EXERCISE: Going through the data below, copy out each line where the word "items" shows up.
::: EXERCISE DATA :::
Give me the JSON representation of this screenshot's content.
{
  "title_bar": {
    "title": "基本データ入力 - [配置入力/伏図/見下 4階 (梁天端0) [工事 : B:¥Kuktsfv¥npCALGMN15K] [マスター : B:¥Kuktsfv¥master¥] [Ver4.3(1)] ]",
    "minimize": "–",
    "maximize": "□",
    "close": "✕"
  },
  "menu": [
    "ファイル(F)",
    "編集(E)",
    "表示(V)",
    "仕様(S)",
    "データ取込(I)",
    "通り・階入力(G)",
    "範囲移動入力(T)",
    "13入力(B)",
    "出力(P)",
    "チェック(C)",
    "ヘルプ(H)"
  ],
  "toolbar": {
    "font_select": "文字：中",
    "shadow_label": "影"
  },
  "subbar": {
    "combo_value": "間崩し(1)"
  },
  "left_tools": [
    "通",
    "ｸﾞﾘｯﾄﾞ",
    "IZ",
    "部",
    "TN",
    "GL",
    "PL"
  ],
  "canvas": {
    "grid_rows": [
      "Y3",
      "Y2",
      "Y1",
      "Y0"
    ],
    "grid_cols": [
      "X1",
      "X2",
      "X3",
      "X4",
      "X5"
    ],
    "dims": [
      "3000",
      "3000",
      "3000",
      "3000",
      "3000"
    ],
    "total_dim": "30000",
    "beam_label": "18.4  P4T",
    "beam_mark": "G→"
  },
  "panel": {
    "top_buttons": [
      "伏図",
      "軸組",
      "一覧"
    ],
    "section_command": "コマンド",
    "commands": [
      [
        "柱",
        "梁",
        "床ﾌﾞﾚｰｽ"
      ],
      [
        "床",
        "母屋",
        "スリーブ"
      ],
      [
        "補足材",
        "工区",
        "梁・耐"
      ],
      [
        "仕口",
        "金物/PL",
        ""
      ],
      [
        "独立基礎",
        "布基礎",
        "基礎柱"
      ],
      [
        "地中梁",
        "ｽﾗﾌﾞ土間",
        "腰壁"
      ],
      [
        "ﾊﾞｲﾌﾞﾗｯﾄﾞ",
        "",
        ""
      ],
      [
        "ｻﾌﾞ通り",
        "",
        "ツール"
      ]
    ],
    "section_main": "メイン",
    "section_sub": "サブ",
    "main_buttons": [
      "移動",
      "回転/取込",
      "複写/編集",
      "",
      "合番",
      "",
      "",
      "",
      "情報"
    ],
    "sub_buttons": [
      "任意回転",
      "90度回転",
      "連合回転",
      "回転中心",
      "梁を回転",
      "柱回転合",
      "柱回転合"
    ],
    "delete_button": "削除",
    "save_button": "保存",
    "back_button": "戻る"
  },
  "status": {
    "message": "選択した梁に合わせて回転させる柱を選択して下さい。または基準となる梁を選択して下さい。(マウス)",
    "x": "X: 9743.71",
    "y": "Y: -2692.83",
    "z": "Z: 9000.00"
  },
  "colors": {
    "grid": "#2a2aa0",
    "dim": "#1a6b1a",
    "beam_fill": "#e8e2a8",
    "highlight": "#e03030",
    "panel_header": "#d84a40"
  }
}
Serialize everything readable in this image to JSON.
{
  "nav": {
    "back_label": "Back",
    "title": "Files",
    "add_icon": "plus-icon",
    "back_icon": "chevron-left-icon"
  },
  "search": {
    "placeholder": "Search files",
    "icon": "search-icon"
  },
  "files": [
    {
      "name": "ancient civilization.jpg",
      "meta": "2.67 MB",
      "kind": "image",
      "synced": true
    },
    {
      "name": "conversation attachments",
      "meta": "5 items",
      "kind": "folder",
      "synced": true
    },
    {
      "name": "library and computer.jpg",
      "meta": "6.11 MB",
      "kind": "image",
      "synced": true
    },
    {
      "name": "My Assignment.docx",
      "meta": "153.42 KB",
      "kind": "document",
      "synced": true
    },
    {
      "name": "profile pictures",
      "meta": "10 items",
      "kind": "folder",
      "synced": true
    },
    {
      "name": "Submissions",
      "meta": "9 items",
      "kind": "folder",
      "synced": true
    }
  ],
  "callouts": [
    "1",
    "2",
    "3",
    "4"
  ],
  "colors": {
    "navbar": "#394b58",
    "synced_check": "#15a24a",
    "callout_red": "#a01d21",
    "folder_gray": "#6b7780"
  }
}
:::
WORKED SOLUTION:
      "meta": "5 items",
      "meta": "10 items",
      "meta": "9 items",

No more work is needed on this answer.